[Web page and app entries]
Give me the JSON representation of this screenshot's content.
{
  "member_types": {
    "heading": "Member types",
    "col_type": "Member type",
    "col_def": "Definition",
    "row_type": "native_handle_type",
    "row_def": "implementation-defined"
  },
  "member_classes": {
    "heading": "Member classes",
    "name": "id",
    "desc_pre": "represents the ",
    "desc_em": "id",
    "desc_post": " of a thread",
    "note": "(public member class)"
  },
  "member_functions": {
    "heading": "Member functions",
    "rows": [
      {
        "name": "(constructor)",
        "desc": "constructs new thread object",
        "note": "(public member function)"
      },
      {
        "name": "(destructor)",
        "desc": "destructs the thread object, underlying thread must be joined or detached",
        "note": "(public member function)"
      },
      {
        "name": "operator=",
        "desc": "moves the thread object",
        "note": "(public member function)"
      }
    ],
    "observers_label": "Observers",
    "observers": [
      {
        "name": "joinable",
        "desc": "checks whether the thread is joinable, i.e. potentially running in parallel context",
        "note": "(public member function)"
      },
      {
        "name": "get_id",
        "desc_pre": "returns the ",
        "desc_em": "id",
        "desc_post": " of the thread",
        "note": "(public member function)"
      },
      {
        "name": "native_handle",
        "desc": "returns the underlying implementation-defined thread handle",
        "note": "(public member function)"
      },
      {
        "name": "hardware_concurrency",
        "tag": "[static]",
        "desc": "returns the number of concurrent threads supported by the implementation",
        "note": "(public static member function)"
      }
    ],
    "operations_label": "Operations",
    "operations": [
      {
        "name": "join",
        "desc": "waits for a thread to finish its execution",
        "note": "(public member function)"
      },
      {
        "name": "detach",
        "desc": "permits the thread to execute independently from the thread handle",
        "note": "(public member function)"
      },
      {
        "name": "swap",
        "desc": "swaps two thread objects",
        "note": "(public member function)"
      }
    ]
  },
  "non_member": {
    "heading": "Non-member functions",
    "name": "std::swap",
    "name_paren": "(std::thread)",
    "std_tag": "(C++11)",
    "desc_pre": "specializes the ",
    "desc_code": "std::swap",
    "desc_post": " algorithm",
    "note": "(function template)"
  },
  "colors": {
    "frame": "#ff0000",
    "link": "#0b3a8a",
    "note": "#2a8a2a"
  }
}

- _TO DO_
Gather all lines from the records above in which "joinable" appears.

- _SOLUTION TO THIS TASK_
        "name": "joinable",
        "desc": "checks whether the thread is joinable, i.e. potentially running in parallel context",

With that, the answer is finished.